Well, what point of view would you expect to come out of this? I mean without any further assumptions, what you’d predict is that what comes out is a picture of the world, a perception of the world, that satisfies the needs and the interests and the perceptions of the sellers, the buyers and the product.
Now there are many other factors that press in the same direction. If people try to enter the system who don’t have that point of view they’re likely to be excluded somewhere along the way. After all, no institution is going to happily design a mechanism to self-destruct. It’s not the way institutions function. So they’ll work to exclude or marginalize or eliminate dissenting voices or alternative perspectives and so on because they’re dysfunctional, they’re dysfunctional to the institution itself.
Now there are other media too whose basic social role is quite different: it’s diversion. There’s the real mass media-the kinds that are aimed at, you know, Joe Six Pack — that kind. The purpose of those media is just to dull people’s brains.
The Republicans have found this system exceptionally advantageous to their needs, bitching about the “Librul media” aside.
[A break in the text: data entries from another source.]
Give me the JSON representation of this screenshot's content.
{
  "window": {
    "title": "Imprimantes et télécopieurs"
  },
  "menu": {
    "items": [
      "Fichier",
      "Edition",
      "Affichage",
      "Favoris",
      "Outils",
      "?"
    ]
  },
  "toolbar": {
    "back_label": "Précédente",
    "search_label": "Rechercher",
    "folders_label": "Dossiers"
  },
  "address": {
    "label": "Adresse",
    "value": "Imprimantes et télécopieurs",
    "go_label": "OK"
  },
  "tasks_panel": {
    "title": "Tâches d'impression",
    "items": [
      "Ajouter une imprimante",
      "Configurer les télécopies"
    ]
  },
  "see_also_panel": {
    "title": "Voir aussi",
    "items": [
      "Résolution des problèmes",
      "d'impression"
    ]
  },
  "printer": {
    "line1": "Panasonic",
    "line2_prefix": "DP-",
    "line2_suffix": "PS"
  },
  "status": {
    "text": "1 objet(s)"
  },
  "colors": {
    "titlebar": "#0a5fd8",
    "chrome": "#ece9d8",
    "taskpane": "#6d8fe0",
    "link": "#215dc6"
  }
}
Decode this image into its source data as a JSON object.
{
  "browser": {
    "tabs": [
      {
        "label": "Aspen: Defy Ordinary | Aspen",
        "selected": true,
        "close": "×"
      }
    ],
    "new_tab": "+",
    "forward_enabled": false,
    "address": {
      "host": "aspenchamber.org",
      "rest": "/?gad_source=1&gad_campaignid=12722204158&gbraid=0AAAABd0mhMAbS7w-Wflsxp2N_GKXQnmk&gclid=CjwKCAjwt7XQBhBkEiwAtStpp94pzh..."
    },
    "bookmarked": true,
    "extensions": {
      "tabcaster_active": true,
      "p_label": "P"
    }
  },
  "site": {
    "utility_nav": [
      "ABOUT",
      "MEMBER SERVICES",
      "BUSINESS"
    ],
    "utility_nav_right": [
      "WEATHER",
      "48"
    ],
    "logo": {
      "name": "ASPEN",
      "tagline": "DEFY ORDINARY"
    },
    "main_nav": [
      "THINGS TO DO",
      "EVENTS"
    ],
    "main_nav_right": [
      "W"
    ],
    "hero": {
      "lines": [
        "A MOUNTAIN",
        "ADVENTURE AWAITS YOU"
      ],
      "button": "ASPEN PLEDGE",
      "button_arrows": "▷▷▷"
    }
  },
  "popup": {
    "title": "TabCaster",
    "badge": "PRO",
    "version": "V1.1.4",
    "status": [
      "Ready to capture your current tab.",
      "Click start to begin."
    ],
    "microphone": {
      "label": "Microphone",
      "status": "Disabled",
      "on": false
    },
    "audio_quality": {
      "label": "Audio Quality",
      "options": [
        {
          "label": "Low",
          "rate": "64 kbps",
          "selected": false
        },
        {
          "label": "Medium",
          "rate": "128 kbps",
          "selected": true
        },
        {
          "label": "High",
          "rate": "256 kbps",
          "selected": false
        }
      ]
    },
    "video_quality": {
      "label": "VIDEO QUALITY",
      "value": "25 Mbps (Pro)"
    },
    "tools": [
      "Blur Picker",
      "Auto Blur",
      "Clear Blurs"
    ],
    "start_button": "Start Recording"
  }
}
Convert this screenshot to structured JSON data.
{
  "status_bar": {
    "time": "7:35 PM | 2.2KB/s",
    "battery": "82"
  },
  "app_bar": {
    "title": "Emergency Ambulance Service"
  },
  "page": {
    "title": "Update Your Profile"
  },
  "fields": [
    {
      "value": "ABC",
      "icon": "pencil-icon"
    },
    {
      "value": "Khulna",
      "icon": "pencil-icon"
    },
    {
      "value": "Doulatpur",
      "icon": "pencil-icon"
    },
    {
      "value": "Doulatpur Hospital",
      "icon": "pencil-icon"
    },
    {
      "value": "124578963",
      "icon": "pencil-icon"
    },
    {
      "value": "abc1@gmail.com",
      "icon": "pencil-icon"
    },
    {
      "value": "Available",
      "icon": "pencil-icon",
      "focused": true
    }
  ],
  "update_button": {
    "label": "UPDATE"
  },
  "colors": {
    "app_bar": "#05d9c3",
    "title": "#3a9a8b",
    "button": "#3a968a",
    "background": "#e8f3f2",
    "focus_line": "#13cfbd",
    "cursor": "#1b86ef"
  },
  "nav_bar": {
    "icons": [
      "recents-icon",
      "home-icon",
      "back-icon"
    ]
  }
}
They do not have the public on their side when it comes to the issues, and so they need this distraction, these diversions from the issues. When the media gossips, Republicans do better because they’ve engineered their campaigns around avoiding the issues. The entire structure of their discourse is built around making sure no substantial conversation actually happens. Thirty second soundbites are good for advertisers, and the Republicans know their market, playing them like any amoral salesman would.
Have you ever worked in sales? People who have know it’s about figuring out how to game people, how to say exactly the right thing at the right time that will manipulate them to give the desired response. You may end up saying things that aren’t true, but it’s not your fault because you have bills to pay and you need that commission. And if you game them into signing what you want them to sign, you tell yourself, “I’m giving them what they want. I’m not culpable.” Our media behaves the same way, acting like journalists to the extent that it will drive headlines, ratings, revenue, and correspondingly their own star. They go through the motions of doing their job, but in their minds they always carry the lessons they’ve learned. They remember what got other journalists ahead, and what got them promoted. The barking from editors…about readers, editions sold, ad revenue. They don’t want to say their readers are stupid, but they will write stupid pieces and mutter to themselves, “This is what interests people.” The art of sales is to know people are able to be fooled, yet never admit you are fooling them, unless you have figured out a way to fool them still.
By understanding how our media works, we can better neutralize the damage they do and game them in return to give us what we want: for them to do their goddamned jobs. I have a simple wish for the election: that it be about substance and policy at least as much as it is about personal gossip and playing favorites. Is it so much to ask for the media to acknowledge that the Democrats are giving the people the policies they want? Or are they so threatened because, unlike them, we give with genuine intent?
P.S. Forgot to tell this tale of Beltway media incest! Did you help George W. Bush screw up America? You get a job, Sir!